EXERCISE OBJECTIVE:
Look for "content" in each line of the records, and copy the lines that have it.

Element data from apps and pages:
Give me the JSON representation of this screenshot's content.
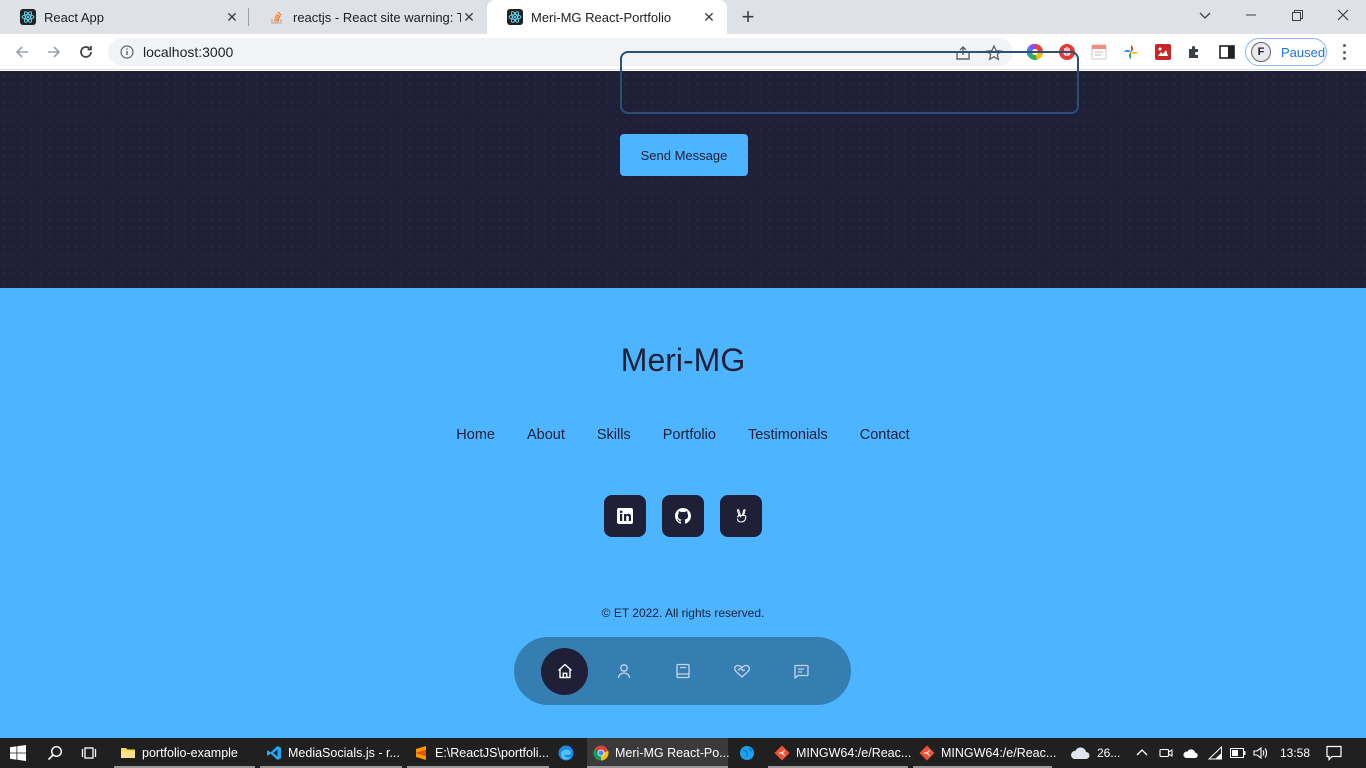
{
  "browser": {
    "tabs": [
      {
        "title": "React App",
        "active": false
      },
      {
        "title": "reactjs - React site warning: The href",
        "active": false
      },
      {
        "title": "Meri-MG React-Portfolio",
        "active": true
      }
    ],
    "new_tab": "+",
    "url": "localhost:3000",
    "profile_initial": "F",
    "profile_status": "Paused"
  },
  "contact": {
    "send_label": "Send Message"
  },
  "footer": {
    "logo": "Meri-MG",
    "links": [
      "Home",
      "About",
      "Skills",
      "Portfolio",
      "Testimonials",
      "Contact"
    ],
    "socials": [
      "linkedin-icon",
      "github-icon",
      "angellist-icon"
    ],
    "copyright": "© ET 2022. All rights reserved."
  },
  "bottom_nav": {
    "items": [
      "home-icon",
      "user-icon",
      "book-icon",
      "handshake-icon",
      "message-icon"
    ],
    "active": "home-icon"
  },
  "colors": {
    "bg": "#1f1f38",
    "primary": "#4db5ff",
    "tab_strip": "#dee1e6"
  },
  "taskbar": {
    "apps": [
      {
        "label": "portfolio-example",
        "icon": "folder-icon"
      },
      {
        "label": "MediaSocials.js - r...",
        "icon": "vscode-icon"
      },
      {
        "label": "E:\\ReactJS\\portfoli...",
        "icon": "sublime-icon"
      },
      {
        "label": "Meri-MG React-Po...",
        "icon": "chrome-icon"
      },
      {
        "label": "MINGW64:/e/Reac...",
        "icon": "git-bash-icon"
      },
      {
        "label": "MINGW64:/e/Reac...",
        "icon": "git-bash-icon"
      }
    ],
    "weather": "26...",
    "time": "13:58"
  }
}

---

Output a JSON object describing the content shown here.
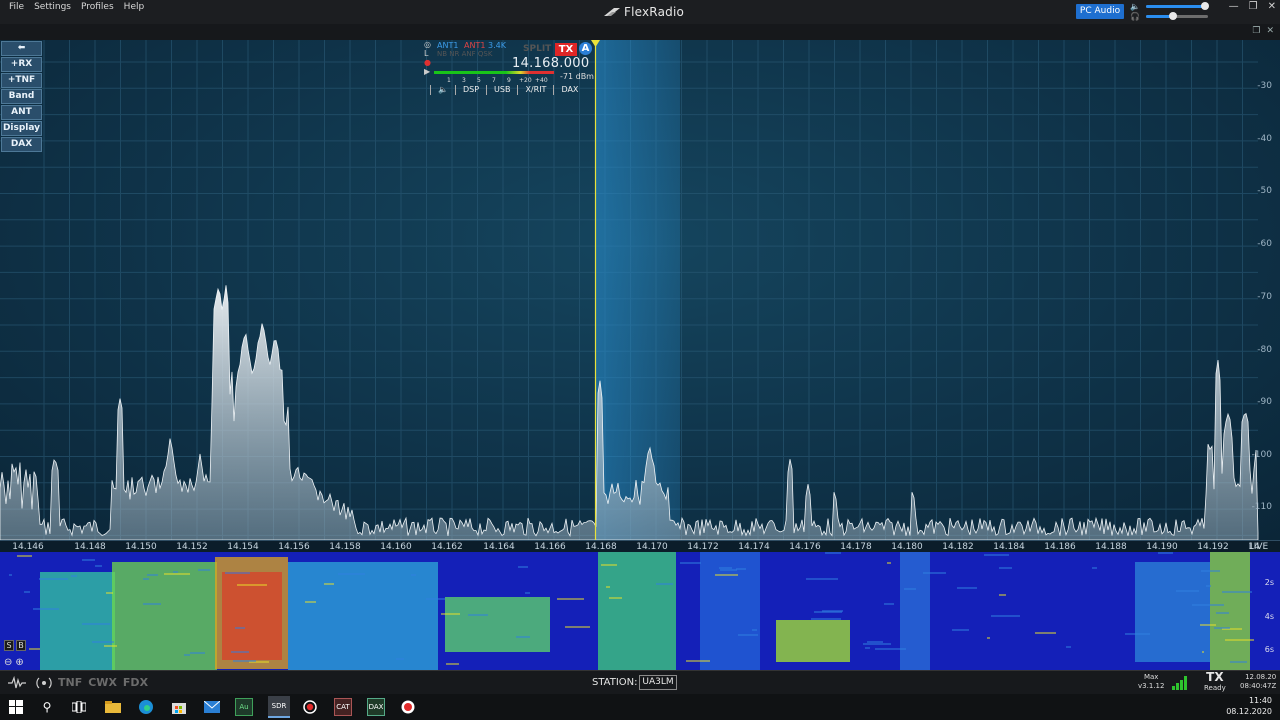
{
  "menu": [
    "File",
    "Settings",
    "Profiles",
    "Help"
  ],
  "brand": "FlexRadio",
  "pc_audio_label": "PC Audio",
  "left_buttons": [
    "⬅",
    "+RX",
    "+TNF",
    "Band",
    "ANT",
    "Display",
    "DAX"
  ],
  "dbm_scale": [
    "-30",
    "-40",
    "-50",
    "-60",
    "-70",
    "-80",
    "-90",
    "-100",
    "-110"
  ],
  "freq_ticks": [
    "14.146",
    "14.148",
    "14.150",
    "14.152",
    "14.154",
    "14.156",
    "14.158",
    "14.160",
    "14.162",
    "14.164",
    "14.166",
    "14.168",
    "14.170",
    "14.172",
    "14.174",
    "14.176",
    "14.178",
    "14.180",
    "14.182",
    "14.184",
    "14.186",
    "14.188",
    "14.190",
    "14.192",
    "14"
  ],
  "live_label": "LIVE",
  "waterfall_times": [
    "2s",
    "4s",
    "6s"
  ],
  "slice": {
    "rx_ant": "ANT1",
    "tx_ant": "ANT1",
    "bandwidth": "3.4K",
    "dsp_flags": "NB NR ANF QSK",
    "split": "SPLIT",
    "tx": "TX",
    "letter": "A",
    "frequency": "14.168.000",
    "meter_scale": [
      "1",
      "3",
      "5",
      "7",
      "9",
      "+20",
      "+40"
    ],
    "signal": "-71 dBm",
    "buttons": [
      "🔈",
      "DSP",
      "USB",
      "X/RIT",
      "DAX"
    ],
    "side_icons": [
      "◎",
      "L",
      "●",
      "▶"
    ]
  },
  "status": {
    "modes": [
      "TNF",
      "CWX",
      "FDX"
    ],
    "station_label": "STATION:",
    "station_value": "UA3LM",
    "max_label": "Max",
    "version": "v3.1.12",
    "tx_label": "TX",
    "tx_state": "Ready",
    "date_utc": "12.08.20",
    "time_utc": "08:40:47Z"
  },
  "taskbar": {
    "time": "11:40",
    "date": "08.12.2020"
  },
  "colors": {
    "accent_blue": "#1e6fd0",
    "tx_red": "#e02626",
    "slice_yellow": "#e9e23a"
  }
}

WRITTEN SOLUTION:
Give me the JSON representation of this screenshot's content.
Output a JSON object describing the content shown here.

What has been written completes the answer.